Start of Block
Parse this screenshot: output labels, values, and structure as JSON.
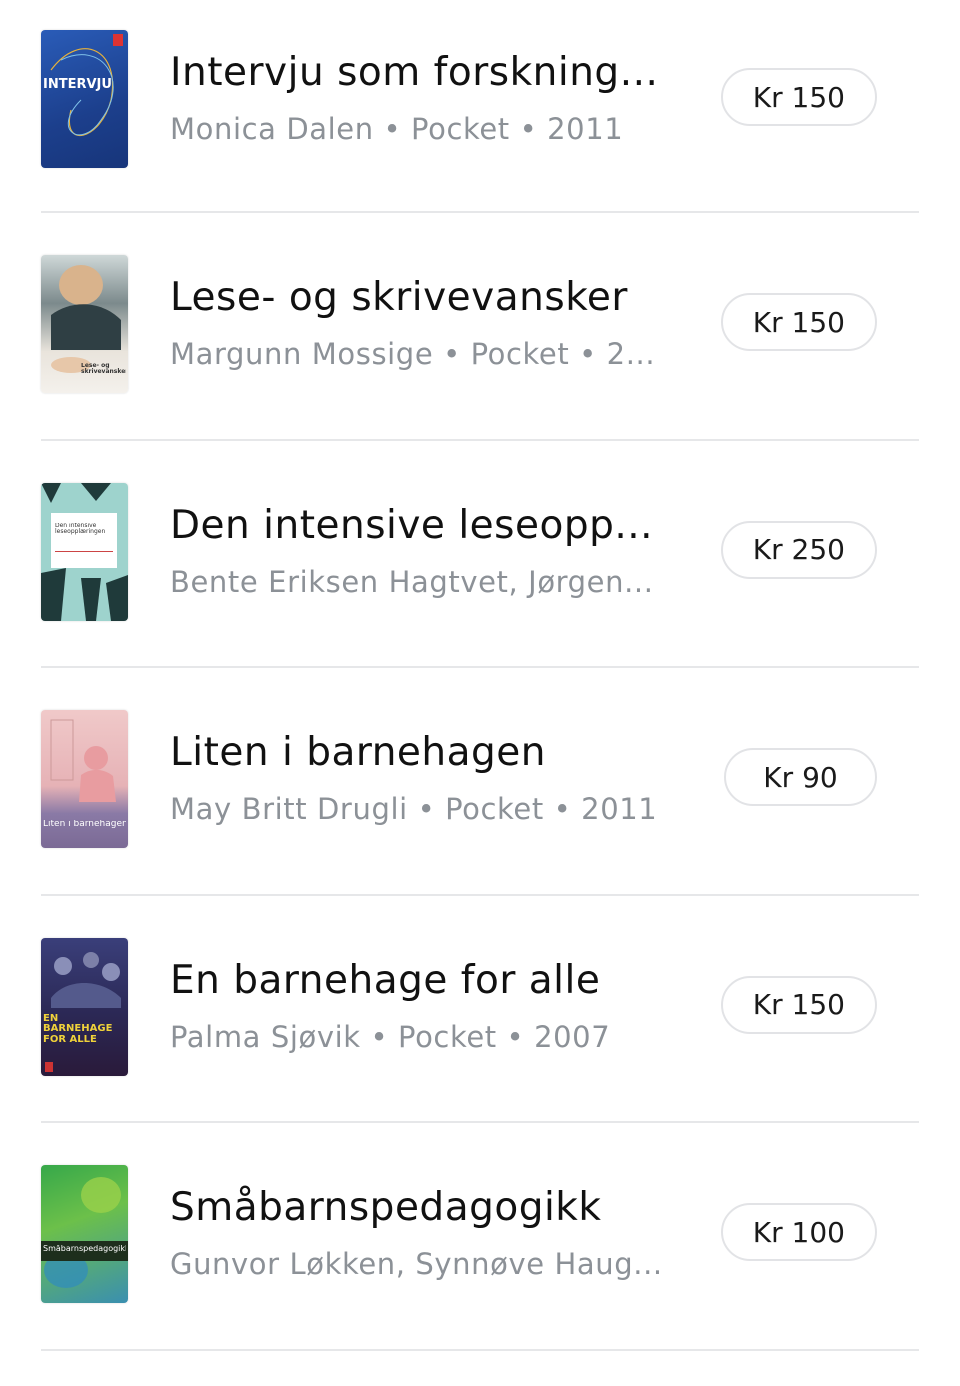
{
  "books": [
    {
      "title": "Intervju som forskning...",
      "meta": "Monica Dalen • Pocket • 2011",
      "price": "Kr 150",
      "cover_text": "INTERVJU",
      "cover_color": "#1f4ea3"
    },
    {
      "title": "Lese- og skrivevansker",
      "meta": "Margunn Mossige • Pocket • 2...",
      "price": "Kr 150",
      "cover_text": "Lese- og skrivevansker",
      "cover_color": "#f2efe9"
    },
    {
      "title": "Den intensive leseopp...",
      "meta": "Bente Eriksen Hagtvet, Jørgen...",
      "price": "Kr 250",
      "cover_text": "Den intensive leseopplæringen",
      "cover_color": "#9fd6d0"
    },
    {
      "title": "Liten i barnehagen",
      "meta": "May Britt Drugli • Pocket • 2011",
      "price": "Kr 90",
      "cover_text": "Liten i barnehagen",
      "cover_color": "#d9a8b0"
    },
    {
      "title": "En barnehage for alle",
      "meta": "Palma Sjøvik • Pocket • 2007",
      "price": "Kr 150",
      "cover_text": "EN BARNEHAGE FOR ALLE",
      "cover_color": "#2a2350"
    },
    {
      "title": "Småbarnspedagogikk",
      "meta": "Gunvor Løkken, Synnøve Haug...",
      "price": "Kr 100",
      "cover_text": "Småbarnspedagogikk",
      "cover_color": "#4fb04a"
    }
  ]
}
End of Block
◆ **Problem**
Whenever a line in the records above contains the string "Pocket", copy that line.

◆ **Your solution**
      "meta": "Monica Dalen • Pocket • 2011",
      "meta": "Margunn Mossige • Pocket • 2...",
      "meta": "May Britt Drugli • Pocket • 2011",
      "meta": "Palma Sjøvik • Pocket • 2007",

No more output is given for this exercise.